* _Aim of the task_
Send back the entries below exactly as they appear.

Collection entries
┌────────

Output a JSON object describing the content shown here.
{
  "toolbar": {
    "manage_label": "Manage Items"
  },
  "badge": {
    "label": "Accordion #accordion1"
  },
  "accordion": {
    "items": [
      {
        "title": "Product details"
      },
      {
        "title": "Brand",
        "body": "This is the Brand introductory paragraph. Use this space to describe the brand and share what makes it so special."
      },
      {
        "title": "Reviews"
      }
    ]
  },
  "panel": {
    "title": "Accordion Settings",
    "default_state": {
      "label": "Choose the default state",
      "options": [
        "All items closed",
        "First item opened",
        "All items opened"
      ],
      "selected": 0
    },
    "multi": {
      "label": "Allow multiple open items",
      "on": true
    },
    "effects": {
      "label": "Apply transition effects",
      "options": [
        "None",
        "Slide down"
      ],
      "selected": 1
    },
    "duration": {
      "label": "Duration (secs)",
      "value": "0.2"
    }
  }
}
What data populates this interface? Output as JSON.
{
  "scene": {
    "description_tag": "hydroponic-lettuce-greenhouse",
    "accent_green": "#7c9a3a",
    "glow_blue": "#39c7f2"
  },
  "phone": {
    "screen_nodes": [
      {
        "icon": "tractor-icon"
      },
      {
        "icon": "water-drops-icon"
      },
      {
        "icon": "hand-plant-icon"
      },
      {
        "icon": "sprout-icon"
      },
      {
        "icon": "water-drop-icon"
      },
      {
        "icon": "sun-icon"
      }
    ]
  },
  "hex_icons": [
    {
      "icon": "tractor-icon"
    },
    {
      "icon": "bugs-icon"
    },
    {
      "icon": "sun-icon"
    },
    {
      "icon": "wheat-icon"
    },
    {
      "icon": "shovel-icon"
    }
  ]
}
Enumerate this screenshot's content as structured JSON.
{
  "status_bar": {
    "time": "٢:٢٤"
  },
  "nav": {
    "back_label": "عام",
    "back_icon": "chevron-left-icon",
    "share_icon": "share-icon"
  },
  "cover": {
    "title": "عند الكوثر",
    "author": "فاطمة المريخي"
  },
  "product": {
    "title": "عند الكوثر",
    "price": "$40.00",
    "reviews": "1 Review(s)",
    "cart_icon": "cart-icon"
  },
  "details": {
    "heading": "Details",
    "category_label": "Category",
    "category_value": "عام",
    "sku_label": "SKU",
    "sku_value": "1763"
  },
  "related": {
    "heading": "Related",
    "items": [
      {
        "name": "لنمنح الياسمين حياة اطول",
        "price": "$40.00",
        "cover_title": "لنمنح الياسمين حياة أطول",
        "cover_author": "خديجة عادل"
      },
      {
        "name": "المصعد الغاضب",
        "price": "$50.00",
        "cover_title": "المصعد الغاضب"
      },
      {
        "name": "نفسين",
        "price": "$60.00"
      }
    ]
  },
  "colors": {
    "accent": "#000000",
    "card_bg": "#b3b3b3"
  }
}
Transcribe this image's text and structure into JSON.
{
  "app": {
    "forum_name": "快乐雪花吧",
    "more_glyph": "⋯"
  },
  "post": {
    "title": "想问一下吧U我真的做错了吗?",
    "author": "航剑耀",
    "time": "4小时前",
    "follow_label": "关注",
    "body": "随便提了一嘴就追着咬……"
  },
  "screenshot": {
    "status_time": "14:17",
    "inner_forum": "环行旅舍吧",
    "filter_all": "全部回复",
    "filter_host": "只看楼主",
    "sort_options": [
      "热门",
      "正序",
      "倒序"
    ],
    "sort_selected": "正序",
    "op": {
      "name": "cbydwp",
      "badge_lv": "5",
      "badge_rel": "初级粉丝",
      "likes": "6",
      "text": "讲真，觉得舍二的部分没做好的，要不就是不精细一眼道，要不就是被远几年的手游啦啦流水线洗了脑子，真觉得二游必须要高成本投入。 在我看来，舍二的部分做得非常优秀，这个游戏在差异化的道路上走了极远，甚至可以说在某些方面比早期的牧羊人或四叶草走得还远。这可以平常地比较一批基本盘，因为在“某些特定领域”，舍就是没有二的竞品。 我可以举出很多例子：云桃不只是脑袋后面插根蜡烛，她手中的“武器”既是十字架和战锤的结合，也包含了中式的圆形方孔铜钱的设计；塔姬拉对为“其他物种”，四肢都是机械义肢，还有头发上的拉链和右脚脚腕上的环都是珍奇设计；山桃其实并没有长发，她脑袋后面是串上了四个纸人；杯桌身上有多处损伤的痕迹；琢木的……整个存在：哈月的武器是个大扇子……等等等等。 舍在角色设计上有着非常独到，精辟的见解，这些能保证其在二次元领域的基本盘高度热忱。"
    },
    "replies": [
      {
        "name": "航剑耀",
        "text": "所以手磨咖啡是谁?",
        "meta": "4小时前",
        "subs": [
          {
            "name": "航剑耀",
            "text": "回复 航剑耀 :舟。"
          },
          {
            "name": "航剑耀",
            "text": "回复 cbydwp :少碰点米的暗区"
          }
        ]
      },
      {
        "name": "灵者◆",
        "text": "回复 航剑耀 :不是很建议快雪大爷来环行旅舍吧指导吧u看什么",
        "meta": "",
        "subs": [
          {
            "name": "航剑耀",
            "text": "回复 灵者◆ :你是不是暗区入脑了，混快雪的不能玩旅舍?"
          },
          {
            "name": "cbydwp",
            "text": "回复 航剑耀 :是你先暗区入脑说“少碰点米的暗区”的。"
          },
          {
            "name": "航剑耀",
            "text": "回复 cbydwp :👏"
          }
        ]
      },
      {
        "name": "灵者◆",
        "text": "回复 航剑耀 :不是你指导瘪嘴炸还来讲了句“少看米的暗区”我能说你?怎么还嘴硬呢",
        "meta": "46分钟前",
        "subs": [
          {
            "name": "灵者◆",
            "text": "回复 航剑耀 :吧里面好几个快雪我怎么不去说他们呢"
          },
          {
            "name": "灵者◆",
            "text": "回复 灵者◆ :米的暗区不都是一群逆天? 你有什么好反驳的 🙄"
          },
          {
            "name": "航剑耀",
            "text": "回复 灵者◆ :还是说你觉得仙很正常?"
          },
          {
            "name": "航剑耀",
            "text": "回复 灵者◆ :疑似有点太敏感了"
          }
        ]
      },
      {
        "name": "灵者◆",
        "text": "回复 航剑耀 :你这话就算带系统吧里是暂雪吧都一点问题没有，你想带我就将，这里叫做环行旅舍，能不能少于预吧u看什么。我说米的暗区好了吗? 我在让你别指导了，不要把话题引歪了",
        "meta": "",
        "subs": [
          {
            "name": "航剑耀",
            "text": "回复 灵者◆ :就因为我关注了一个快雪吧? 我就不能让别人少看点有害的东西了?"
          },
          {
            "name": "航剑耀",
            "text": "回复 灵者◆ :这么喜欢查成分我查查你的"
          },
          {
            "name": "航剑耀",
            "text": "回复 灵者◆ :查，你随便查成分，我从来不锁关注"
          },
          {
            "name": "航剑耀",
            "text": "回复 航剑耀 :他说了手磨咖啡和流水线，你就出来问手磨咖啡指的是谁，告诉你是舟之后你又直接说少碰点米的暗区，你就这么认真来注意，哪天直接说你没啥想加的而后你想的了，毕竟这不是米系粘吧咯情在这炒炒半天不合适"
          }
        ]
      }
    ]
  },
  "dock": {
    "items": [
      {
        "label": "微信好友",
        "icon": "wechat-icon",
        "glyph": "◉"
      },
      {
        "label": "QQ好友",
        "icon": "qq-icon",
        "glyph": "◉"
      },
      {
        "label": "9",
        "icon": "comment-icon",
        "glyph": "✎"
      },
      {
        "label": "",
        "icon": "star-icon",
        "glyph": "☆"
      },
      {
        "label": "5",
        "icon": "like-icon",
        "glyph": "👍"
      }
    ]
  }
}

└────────

* _The answer_
Output a JSON object describing the content shown here.
{
  "toolbar": {
    "manage_label": "Manage Items"
  },
  "badge": {
    "label": "Accordion #accordion1"
  },
  "accordion": {
    "items": [
      {
        "title": "Product details"
      },
      {
        "title": "Brand",
        "body": "This is the Brand introductory paragraph. Use this space to describe the brand and share what makes it so special."
      },
      {
        "title": "Reviews"
      }
    ]
  },
  "panel": {
    "title": "Accordion Settings",
    "default_state": {
      "label": "Choose the default state",
      "options": [
        "All items closed",
        "First item opened",
        "All items opened"
      ],
      "selected": 0
    },
    "multi": {
      "label": "Allow multiple open items",
      "on": true
    },
    "effects": {
      "label": "Apply transition effects",
      "options": [
        "None",
        "Slide down"
      ],
      "selected": 1
    },
    "duration": {
      "label": "Duration (secs)",
      "value": "0.2"
    }
  }
}
What data populates this interface? Output as JSON.
{
  "scene": {
    "description_tag": "hydroponic-lettuce-greenhouse",
    "accent_green": "#7c9a3a",
    "glow_blue": "#39c7f2"
  },
  "phone": {
    "screen_nodes": [
      {
        "icon": "tractor-icon"
      },
      {
        "icon": "water-drops-icon"
      },
      {
        "icon": "hand-plant-icon"
      },
      {
        "icon": "sprout-icon"
      },
      {
        "icon": "water-drop-icon"
      },
      {
        "icon": "sun-icon"
      }
    ]
  },
  "hex_icons": [
    {
      "icon": "tractor-icon"
    },
    {
      "icon": "bugs-icon"
    },
    {
      "icon": "sun-icon"
    },
    {
      "icon": "wheat-icon"
    },
    {
      "icon": "shovel-icon"
    }
  ]
}
Enumerate this screenshot's content as structured JSON.
{
  "status_bar": {
    "time": "٢:٢٤"
  },
  "nav": {
    "back_label": "عام",
    "back_icon": "chevron-left-icon",
    "share_icon": "share-icon"
  },
  "cover": {
    "title": "عند الكوثر",
    "author": "فاطمة المريخي"
  },
  "product": {
    "title": "عند الكوثر",
    "price": "$40.00",
    "reviews": "1 Review(s)",
    "cart_icon": "cart-icon"
  },
  "details": {
    "heading": "Details",
    "category_label": "Category",
    "category_value": "عام",
    "sku_label": "SKU",
    "sku_value": "1763"
  },
  "related": {
    "heading": "Related",
    "items": [
      {
        "name": "لنمنح الياسمين حياة اطول",
        "price": "$40.00",
        "cover_title": "لنمنح الياسمين حياة أطول",
        "cover_author": "خديجة عادل"
      },
      {
        "name": "المصعد الغاضب",
        "price": "$50.00",
        "cover_title": "المصعد الغاضب"
      },
      {
        "name": "نفسين",
        "price": "$60.00"
      }
    ]
  },
  "colors": {
    "accent": "#000000",
    "card_bg": "#b3b3b3"
  }
}
Transcribe this image's text and structure into JSON.
{
  "app": {
    "forum_name": "快乐雪花吧",
    "more_glyph": "⋯"
  },
  "post": {
    "title": "想问一下吧U我真的做错了吗?",
    "author": "航剑耀",
    "time": "4小时前",
    "follow_label": "关注",
    "body": "随便提了一嘴就追着咬……"
  },
  "screenshot": {
    "status_time": "14:17",
    "inner_forum": "环行旅舍吧",
    "filter_all": "全部回复",
    "filter_host": "只看楼主",
    "sort_options": [
      "热门",
      "正序",
      "倒序"
    ],
    "sort_selected": "正序",
    "op": {
      "name": "cbydwp",
      "badge_lv": "5",
      "badge_rel": "初级粉丝",
      "likes": "6",
      "text": "讲真，觉得舍二的部分没做好的，要不就是不精细一眼道，要不就是被远几年的手游啦啦流水线洗了脑子，真觉得二游必须要高成本投入。 在我看来，舍二的部分做得非常优秀，这个游戏在差异化的道路上走了极远，甚至可以说在某些方面比早期的牧羊人或四叶草走得还远。这可以平常地比较一批基本盘，因为在“某些特定领域”，舍就是没有二的竞品。 我可以举出很多例子：云桃不只是脑袋后面插根蜡烛，她手中的“武器”既是十字架和战锤的结合，也包含了中式的圆形方孔铜钱的设计；塔姬拉对为“其他物种”，四肢都是机械义肢，还有头发上的拉链和右脚脚腕上的环都是珍奇设计；山桃其实并没有长发，她脑袋后面是串上了四个纸人；杯桌身上有多处损伤的痕迹；琢木的……整个存在：哈月的武器是个大扇子……等等等等。 舍在角色设计上有着非常独到，精辟的见解，这些能保证其在二次元领域的基本盘高度热忱。"
    },
    "replies": [
      {
        "name": "航剑耀",
        "text": "所以手磨咖啡是谁?",
        "meta": "4小时前",
        "subs": [
          {
            "name": "航剑耀",
            "text": "回复 航剑耀 :舟。"
          },
          {
            "name": "航剑耀",
            "text": "回复 cbydwp :少碰点米的暗区"
          }
        ]
      },
      {
        "name": "灵者◆",
        "text": "回复 航剑耀 :不是很建议快雪大爷来环行旅舍吧指导吧u看什么",
        "meta": "",
        "subs": [
          {
            "name": "航剑耀",
            "text": "回复 灵者◆ :你是不是暗区入脑了，混快雪的不能玩旅舍?"
          },
          {
            "name": "cbydwp",
            "text": "回复 航剑耀 :是你先暗区入脑说“少碰点米的暗区”的。"
          },
          {
            "name": "航剑耀",
            "text": "回复 cbydwp :👏"
          }
        ]
      },
      {
        "name": "灵者◆",
        "text": "回复 航剑耀 :不是你指导瘪嘴炸还来讲了句“少看米的暗区”我能说你?怎么还嘴硬呢",
        "meta": "46分钟前",
        "subs": [
          {
            "name": "灵者◆",
            "text": "回复 航剑耀 :吧里面好几个快雪我怎么不去说他们呢"
          },
          {
            "name": "灵者◆",
            "text": "回复 灵者◆ :米的暗区不都是一群逆天? 你有什么好反驳的 🙄"
          },
          {
            "name": "航剑耀",
            "text": "回复 灵者◆ :还是说你觉得仙很正常?"
          },
          {
            "name": "航剑耀",
            "text": "回复 灵者◆ :疑似有点太敏感了"
          }
        ]
      },
      {
        "name": "灵者◆",
        "text": "回复 航剑耀 :你这话就算带系统吧里是暂雪吧都一点问题没有，你想带我就将，这里叫做环行旅舍，能不能少于预吧u看什么。我说米的暗区好了吗? 我在让你别指导了，不要把话题引歪了",
        "meta": "",
        "subs": [
          {
            "name": "航剑耀",
            "text": "回复 灵者◆ :就因为我关注了一个快雪吧? 我就不能让别人少看点有害的东西了?"
          },
          {
            "name": "航剑耀",
            "text": "回复 灵者◆ :这么喜欢查成分我查查你的"
          },
          {
            "name": "航剑耀",
            "text": "回复 灵者◆ :查，你随便查成分，我从来不锁关注"
          },
          {
            "name": "航剑耀",
            "text": "回复 航剑耀 :他说了手磨咖啡和流水线，你就出来问手磨咖啡指的是谁，告诉你是舟之后你又直接说少碰点米的暗区，你就这么认真来注意，哪天直接说你没啥想加的而后你想的了，毕竟这不是米系粘吧咯情在这炒炒半天不合适"
          }
        ]
      }
    ]
  },
  "dock": {
    "items": [
      {
        "label": "微信好友",
        "icon": "wechat-icon",
        "glyph": "◉"
      },
      {
        "label": "QQ好友",
        "icon": "qq-icon",
        "glyph": "◉"
      },
      {
        "label": "9",
        "icon": "comment-icon",
        "glyph": "✎"
      },
      {
        "label": "",
        "icon": "star-icon",
        "glyph": "☆"
      },
      {
        "label": "5",
        "icon": "like-icon",
        "glyph": "👍"
      }
    ]
  }
}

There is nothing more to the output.